Including Economy, Arco, Jaeger & Thermoil
20601 Old State Rd. Haubstadt, Indiana 47639
Rebuilding the governor on Hercules built engines is usually a simple matter if a step by step procedure is followed. Although there are slight differences between the governors used on the one piece block small engines and the larger three piece block engines, the steps are the same. There are also a few differences between the earlier governor and the later 'H & S' model governors. To complicate matters further, many engine governors today are mixtures of the different model parts put together.
The accompanying illustration, although for the larger engines, shows all the important parts referred to in the article to follow.
Begin with the removal of the entire governor assembly from the engine. On most engines, an offset screwdriver will be a big help to reach in and loosen the slot head bolts used on most engines. Be careful to not let the governor spindle rod fall out (if it is of the 'H & S' type). If the end of the rod falls out, you can usually find it, but the little ball will bounce away and hide forever.
Remove the governor weight pins. If they are worn, make new ones from stock of the original diameter (3/16'). Peen one end and drill a cotter pin hole through the other end.
Remove the governor spindle rod, spring and any spacer washers. The head of the spindle rod may have notches worn in it where the governor weight fingers touch it. The other end of the rod may be worn off from turning against the detent arm finger. A new rod can be made from a ' diameter carriage bolt. Make the new rod slightly longer than the old one.
Remove the pin that holds the detent lever and the speed change body on. If it is worn, replace it. The detent arm finger may also have a depression worn in it where the spindle rod turns against it. Braze or weld it back up and grind to original shape. Some detent arm fingers have a wear button that may need to be replaced. The 'H & S' governor detent arm may need an new adjustment screw. Sometimes a notch is worn in the opposite end of the detent arm where it touches the speed change lever. This may also need to be filled in. There is a small spring that causes the detent to unlatch for the power stroke. It only needs to be strong enough to push the detent lever out. The speed change lever bottom protrusion may be worn off and require building back up.
Remove the governor gear from the shaft by turning counterclockwise. It has right hand ' NF threads. Be sure to loosen the governor gear retaining screw if it has one in the gear collar. Be careful not to break an ear off the governor shaft. Clamp the ear end in a vise and use a pipe wrench on the gear. If it doesn't come off easily, use a propane torch and heat the gear. That usually does it. There should be a brass thrust washer between the gear and the housing. It is often gone or worn too thin. Make a new washer just thick enough so it doesn't bind when the gear is retightened. Unless the governor body and shaft have been broken, they are seldom too worn to use.
Finally, the detent blade should be straight and the end ground to an 80 degree angle so it will catch on the block. The catch block is reversible if badly worn. It can be refaced to a new 85 degree angle by using a narrow abrasive disk on a Dremel type tool.

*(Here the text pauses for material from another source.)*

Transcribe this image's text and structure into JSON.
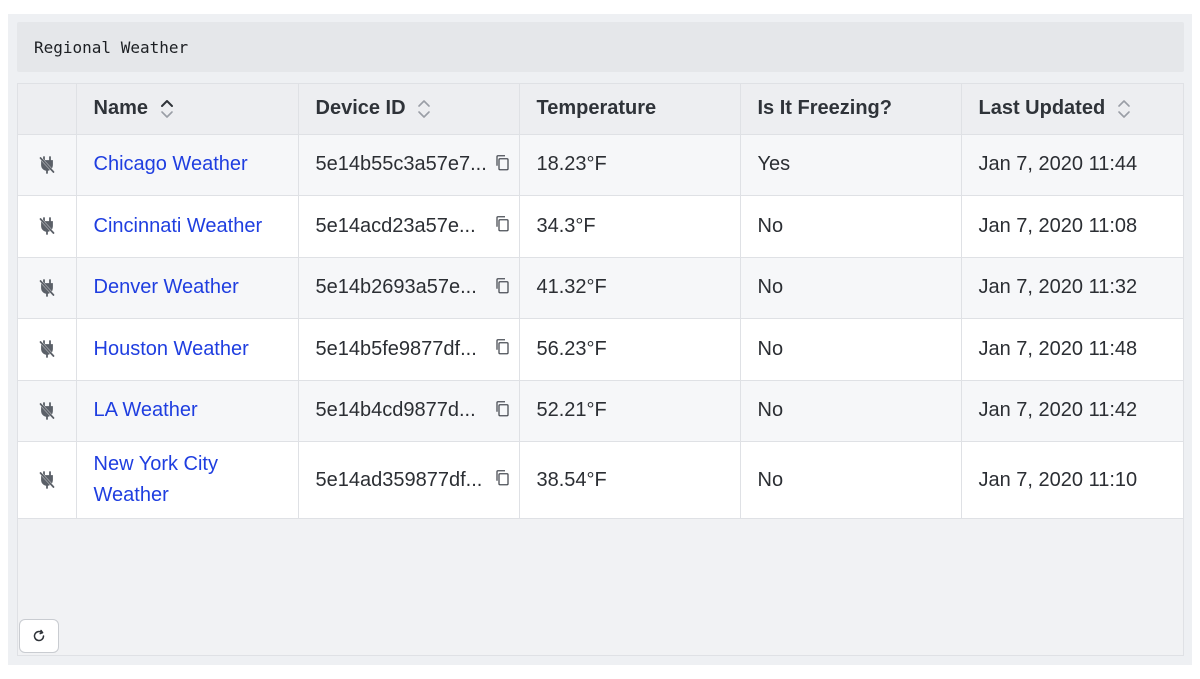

Reassemble the governor using a few drops of oil at all moving points. Loosen the detent blade retaining screw and turn the detent blade adjusting screw until the blade just goes in behind the catch block when the side rod is all the way out (on the high point of the cam).
Although the information above pertains to the Hercules built hit and miss engines, the same guidelines can be used on many other brands of engines too. Coming next rebuilding the head on the one piece block 1 to 2 HP engines